Tight end D.J. Williams: The 2010 John Mackey Award winner may prove to be a final-day steal after sliding down to the fifth round. Though undersized at 6-2, 245, Williams has great hands, produces in the passing game and has persevered after enduring a rough childhood with an abusive father. A potent combination with Jermichael Finley is brewing.
Said Flynn, "I love being a Packer and I'll be here as long as they want me. It's all kind of speculation right now, of what people want to write or whatever they want to say. You can't say that anybody wants me or doesn't want me. We'll see what happens. I just like where I am right now."
Acknowledging that the Packers are "Aaron's team and it will be for a long time," Flynn added, "Everybody wants to play, but I know my role on the team. I know if I need to step in there I'm always prepared because I work just as hard as the next guy."
Flynn played well in the team's loss to New England on Dec. 19 when Rodgers was out, gaining some attention because it was a Sunday night game.
He said, "I've always been a confident person. I think my teammates and coaches always knew I could step in and do it. It was definitely nice to go out there and be able to do it, have the opportunity to have some success.
"It probably did more for my teammates than it did for me personally because I've always been confident. It probably gives them a little bit more confidence if I need to step in."
"This kid has some background as far as a quarterback. It just opens up additional opportunities," said Packers receivers coach Edgar Bennett. "You talk about a guy that's versatile. We're not game planning right now, but I'm pretty sure we'll take full advantage of what this kid is capable of doing."
McCarthy, however, stopped short of saying he would make WildCobb a component of an explosive Packers offense triggered by Rodgers behind center.
"To me, the Wildcat is a package of deceptive play, and how much you want to major in it is really your choice," McCarthy said. "But, Randall was not drafted so we could play the Wildcat. I'll just make that clear. Now, if we line up and do something like that, that'll be part of our deceptive packages that we have in every week."
McCarthy did commit to giving the 5-10, 191-pound Cobb a shot to compete for the punt- and kickoff-return duties, which has been a deficiency for the Packers in recent years.
"I felt last year's training camp was the most competitive training camp that we had up until this point in my tenure here in Green Bay," said McCarthy, embarking on his sixth season. "I'm very optimistic that this year's training camp will be even more competitive. Those are good problems to have."
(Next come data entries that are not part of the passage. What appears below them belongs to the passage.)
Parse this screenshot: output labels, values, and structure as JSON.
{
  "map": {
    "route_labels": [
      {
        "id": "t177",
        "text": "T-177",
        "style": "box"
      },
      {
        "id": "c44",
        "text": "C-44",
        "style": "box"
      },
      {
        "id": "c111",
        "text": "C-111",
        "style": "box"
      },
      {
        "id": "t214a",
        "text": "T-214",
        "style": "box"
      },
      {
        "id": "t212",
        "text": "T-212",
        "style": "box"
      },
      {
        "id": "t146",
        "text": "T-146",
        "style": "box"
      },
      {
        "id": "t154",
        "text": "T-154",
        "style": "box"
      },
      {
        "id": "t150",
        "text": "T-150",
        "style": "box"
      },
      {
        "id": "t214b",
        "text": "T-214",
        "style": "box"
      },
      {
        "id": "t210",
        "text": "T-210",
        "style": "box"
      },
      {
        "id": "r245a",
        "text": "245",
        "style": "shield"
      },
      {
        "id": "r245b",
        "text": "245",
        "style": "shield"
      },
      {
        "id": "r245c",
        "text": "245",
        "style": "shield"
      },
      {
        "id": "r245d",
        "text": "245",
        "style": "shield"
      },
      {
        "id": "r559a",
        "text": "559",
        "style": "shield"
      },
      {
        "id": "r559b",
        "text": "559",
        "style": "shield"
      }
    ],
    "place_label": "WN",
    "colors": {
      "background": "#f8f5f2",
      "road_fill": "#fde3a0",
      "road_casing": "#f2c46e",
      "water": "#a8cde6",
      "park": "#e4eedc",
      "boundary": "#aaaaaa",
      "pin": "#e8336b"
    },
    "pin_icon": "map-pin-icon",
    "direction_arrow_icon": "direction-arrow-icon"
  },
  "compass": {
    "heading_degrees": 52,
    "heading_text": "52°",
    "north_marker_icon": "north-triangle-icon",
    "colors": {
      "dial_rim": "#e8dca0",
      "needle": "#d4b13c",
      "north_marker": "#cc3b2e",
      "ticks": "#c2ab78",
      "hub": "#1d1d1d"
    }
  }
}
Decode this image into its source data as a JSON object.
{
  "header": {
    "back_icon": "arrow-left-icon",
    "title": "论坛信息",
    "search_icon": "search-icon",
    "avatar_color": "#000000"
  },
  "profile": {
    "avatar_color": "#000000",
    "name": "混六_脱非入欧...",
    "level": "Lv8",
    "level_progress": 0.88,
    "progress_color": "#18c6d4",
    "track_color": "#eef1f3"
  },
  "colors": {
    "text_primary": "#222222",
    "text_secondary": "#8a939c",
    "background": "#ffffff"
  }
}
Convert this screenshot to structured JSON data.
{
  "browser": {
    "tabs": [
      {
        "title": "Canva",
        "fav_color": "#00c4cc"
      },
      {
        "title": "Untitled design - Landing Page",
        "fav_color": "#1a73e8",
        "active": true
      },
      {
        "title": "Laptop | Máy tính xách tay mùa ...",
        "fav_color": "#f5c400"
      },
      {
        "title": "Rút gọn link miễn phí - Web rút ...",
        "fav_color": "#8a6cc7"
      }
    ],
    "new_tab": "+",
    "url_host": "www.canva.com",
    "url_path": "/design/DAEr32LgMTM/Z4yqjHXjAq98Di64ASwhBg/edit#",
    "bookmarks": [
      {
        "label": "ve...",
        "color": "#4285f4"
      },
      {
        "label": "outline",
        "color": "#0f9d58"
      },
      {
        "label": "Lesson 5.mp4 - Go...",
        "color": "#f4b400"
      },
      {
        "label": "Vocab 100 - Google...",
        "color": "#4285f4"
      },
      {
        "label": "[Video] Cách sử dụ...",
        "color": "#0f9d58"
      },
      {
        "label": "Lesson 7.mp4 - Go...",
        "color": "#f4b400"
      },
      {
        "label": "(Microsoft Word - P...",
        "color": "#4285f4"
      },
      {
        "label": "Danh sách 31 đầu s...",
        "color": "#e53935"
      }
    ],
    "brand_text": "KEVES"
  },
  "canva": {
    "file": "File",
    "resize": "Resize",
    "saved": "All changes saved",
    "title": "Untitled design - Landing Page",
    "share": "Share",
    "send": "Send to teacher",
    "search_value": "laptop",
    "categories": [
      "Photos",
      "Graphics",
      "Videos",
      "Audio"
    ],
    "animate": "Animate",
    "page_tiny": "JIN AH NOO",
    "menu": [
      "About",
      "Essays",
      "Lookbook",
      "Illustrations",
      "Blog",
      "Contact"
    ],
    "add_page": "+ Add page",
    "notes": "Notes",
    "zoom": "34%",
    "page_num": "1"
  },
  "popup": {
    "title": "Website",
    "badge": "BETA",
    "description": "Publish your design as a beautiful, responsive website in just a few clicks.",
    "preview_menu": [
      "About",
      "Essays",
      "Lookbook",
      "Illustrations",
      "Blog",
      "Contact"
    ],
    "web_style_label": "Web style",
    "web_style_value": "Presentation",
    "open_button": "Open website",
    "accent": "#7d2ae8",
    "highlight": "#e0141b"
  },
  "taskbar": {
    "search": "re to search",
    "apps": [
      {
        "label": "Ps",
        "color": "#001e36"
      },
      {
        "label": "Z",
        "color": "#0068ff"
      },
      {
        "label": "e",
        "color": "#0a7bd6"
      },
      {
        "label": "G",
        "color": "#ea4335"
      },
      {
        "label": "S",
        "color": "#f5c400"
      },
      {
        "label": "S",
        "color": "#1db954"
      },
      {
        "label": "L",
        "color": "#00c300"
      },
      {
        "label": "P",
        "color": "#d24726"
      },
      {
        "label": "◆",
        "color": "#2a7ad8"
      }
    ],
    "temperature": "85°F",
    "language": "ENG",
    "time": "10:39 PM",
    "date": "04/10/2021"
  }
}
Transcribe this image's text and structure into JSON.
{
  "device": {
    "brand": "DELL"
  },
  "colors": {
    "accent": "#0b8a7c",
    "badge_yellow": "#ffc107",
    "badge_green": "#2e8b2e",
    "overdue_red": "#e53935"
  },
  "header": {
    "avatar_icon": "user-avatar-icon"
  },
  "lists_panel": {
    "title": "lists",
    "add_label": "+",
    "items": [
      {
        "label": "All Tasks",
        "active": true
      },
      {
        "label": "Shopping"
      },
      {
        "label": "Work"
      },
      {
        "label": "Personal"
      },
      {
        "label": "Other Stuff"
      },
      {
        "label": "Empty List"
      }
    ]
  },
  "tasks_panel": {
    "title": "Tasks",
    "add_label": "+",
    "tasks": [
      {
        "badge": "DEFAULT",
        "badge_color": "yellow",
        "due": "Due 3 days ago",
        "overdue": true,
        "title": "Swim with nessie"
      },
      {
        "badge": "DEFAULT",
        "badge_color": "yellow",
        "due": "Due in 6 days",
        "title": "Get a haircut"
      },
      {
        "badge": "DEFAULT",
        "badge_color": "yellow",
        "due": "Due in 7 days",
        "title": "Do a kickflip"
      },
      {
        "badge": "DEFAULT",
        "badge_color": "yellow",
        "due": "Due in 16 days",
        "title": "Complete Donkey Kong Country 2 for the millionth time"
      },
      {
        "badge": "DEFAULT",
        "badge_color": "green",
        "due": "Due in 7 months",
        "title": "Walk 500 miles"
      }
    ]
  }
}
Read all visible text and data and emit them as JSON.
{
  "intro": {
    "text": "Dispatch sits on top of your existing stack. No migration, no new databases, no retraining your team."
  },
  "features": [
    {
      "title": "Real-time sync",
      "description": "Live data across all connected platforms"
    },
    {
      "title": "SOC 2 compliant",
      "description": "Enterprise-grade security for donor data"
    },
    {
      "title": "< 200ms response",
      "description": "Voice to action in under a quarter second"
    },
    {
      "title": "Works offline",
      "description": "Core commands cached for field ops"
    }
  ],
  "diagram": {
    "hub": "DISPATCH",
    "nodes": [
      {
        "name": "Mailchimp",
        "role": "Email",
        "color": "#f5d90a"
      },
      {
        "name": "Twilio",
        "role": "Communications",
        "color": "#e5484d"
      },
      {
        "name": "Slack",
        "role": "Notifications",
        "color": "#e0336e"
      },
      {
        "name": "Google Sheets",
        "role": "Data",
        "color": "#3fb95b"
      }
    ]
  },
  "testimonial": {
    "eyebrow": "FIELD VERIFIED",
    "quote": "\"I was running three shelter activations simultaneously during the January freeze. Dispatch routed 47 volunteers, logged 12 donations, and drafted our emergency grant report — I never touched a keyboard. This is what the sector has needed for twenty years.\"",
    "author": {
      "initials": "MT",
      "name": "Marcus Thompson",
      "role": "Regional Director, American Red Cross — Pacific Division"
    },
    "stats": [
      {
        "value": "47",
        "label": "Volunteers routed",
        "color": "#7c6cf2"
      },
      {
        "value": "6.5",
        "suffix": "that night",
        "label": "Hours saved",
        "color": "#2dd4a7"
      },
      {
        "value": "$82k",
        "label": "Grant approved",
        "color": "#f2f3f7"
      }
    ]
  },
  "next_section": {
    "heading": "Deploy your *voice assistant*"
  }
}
QUOTE TO NOTE: "He was kind of Kentucky's offense the last couple of years. So, we feel very fortunate to be able to add him to our team. I think he gives us a lot of versatility. He'll be a nice fit with our group." – General manager Ted Thompson on the second-round selection of Kentucky receiver Randall Cobb.